▶ WHAT YOU WILL DO
Reproduce the entries that follow verbatim, down to the final line.

▶ Excerpts from an interface dataset
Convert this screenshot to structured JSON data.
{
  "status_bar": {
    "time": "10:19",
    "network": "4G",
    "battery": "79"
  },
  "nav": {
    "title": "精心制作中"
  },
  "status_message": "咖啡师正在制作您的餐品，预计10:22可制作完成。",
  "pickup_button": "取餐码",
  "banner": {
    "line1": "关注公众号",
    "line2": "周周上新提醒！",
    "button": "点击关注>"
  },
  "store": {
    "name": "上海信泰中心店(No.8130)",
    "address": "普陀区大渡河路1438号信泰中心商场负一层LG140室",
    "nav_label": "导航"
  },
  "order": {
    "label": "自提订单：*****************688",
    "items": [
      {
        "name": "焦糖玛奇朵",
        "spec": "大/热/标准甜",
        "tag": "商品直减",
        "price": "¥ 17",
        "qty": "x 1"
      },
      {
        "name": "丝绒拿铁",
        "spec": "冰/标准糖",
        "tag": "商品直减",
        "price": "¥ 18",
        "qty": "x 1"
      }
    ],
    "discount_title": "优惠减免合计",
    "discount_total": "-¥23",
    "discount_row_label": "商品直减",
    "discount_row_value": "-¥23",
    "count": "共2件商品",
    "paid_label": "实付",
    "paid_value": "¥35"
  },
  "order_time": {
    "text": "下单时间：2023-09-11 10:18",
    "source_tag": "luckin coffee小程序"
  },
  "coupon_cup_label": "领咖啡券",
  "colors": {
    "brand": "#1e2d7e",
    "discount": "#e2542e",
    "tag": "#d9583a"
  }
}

▶ PROBLEM SOLUTION
Convert this screenshot to structured JSON data.
{
  "status_bar": {
    "time": "10:19",
    "network": "4G",
    "battery": "79"
  },
  "nav": {
    "title": "精心制作中"
  },
  "status_message": "咖啡师正在制作您的餐品，预计10:22可制作完成。",
  "pickup_button": "取餐码",
  "banner": {
    "line1": "关注公众号",
    "line2": "周周上新提醒！",
    "button": "点击关注>"
  },
  "store": {
    "name": "上海信泰中心店(No.8130)",
    "address": "普陀区大渡河路1438号信泰中心商场负一层LG140室",
    "nav_label": "导航"
  },
  "order": {
    "label": "自提订单：*****************688",
    "items": [
      {
        "name": "焦糖玛奇朵",
        "spec": "大/热/标准甜",
        "tag": "商品直减",
        "price": "¥ 17",
        "qty": "x 1"
      },
      {
        "name": "丝绒拿铁",
        "spec": "冰/标准糖",
        "tag": "商品直减",
        "price": "¥ 18",
        "qty": "x 1"
      }
    ],
    "discount_title": "优惠减免合计",
    "discount_total": "-¥23",
    "discount_row_label": "商品直减",
    "discount_row_value": "-¥23",
    "count": "共2件商品",
    "paid_label": "实付",
    "paid_value": "¥35"
  },
  "order_time": {
    "text": "下单时间：2023-09-11 10:18",
    "source_tag": "luckin coffee小程序"
  },
  "coupon_cup_label": "领咖啡券",
  "colors": {
    "brand": "#1e2d7e",
    "discount": "#e2542e",
    "tag": "#d9583a"
  }
}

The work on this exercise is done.